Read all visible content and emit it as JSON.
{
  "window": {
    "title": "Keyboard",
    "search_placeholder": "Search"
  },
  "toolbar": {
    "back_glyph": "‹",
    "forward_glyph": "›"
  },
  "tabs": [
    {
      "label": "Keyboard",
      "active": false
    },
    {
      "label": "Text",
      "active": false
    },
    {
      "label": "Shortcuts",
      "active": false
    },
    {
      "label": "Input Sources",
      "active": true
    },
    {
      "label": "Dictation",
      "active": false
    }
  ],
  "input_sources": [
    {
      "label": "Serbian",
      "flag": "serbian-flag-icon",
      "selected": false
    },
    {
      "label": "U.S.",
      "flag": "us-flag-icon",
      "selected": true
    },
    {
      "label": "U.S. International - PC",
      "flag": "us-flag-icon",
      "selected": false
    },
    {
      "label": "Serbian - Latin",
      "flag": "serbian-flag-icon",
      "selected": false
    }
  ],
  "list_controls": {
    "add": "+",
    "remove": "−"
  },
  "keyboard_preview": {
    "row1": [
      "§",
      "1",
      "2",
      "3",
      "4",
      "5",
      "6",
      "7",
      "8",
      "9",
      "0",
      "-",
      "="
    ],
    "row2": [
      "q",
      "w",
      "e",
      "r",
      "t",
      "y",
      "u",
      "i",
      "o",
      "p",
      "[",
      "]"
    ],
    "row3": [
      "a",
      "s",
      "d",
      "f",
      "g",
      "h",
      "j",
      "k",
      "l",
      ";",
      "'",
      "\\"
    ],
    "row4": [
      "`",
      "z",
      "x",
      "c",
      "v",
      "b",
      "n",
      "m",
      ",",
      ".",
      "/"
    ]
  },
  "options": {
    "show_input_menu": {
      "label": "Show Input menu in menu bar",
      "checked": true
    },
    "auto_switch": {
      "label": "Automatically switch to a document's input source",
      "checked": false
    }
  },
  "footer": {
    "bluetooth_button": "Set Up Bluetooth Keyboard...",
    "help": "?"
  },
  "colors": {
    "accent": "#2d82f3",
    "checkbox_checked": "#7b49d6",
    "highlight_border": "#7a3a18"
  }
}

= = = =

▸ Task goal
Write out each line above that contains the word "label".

▸ Output of the task
      "label": "Keyboard",
      "label": "Text",
      "label": "Shortcuts",
      "label": "Input Sources",
      "label": "Dictation",
      "label": "Serbian",
      "label": "U.S.",
      "label": "U.S. International - PC",
      "label": "Serbian - Latin",
      "label": "Show Input menu in menu bar",
      "label": "Automatically switch to a document's input source",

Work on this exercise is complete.